Segment Start: Records for the exercise

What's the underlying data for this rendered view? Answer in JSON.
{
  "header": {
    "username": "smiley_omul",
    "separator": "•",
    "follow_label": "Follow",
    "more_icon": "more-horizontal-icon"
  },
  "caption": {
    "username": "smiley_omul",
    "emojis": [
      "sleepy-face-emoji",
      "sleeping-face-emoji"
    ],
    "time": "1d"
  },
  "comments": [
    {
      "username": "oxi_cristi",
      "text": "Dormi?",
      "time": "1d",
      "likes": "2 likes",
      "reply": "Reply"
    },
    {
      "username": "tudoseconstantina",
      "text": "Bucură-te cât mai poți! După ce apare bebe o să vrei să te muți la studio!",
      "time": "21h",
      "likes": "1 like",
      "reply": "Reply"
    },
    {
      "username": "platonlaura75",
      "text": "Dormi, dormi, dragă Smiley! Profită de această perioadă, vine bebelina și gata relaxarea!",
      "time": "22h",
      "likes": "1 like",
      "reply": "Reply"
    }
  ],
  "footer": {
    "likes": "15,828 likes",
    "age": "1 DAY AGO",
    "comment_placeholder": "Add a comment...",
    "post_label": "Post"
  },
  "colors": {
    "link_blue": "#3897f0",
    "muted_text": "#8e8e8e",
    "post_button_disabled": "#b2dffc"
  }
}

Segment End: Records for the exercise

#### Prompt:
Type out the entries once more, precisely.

#### Response:
What's the underlying data for this rendered view? Answer in JSON.
{
  "header": {
    "username": "smiley_omul",
    "separator": "•",
    "follow_label": "Follow",
    "more_icon": "more-horizontal-icon"
  },
  "caption": {
    "username": "smiley_omul",
    "emojis": [
      "sleepy-face-emoji",
      "sleeping-face-emoji"
    ],
    "time": "1d"
  },
  "comments": [
    {
      "username": "oxi_cristi",
      "text": "Dormi?",
      "time": "1d",
      "likes": "2 likes",
      "reply": "Reply"
    },
    {
      "username": "tudoseconstantina",
      "text": "Bucură-te cât mai poți! După ce apare bebe o să vrei să te muți la studio!",
      "time": "21h",
      "likes": "1 like",
      "reply": "Reply"
    },
    {
      "username": "platonlaura75",
      "text": "Dormi, dormi, dragă Smiley! Profită de această perioadă, vine bebelina și gata relaxarea!",
      "time": "22h",
      "likes": "1 like",
      "reply": "Reply"
    }
  ],
  "footer": {
    "likes": "15,828 likes",
    "age": "1 DAY AGO",
    "comment_placeholder": "Add a comment...",
    "post_label": "Post"
  },
  "colors": {
    "link_blue": "#3897f0",
    "muted_text": "#8e8e8e",
    "post_button_disabled": "#b2dffc"
  }
}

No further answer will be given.